Task requirements:
Scan the material below for lines with the word "bluetooth" and report how many there are, with nothing added.
*** Dataset records ***
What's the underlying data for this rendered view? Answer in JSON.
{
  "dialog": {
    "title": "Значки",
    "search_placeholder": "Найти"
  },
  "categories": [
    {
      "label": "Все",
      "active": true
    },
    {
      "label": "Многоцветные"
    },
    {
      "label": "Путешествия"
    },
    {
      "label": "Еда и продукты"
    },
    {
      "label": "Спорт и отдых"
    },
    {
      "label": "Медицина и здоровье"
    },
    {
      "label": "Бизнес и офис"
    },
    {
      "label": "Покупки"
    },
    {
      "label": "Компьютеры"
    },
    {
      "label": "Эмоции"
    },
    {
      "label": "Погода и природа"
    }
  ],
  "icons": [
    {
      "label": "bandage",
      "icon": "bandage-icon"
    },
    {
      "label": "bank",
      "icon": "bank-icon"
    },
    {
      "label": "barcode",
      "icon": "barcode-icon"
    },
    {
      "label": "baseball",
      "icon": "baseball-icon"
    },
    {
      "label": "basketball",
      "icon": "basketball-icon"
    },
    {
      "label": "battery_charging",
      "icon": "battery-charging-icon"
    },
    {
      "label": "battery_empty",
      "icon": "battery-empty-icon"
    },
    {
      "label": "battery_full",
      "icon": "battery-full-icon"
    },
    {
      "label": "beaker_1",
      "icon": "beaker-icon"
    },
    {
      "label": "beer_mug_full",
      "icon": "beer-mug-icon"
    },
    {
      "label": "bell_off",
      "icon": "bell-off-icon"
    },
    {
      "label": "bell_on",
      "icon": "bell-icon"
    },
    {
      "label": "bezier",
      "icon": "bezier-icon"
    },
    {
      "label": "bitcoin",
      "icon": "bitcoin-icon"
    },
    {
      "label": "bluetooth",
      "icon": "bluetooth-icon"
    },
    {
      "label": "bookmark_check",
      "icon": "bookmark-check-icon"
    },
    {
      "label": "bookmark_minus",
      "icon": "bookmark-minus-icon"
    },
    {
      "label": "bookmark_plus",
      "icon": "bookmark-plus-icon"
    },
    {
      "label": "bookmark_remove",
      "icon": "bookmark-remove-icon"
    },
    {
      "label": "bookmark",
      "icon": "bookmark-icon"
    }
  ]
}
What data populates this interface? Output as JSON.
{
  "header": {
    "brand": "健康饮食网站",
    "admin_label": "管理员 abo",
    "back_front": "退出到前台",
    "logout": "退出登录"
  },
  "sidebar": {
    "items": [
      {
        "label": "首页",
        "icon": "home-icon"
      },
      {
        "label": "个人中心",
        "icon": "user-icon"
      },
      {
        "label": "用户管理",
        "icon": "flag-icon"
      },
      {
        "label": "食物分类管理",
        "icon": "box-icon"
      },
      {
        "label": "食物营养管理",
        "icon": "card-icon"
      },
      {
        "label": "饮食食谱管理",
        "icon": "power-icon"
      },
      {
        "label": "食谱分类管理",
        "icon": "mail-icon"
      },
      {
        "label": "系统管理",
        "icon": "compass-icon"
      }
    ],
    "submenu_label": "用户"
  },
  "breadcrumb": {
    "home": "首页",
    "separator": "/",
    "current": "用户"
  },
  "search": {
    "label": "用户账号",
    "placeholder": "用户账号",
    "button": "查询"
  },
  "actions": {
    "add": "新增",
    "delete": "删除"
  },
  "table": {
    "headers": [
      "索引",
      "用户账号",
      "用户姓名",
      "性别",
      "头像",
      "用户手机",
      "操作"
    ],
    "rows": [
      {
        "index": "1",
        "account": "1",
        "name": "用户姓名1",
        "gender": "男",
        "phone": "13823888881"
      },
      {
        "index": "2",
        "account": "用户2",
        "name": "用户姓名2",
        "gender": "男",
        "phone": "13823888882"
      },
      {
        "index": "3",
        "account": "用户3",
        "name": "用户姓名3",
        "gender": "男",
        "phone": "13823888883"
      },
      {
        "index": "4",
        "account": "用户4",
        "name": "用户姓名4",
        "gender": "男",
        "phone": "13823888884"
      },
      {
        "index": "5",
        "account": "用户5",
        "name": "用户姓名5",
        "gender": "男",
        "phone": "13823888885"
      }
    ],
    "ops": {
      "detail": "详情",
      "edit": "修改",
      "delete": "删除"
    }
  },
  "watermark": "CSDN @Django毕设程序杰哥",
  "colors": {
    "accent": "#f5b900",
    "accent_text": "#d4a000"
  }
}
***
Response box:
2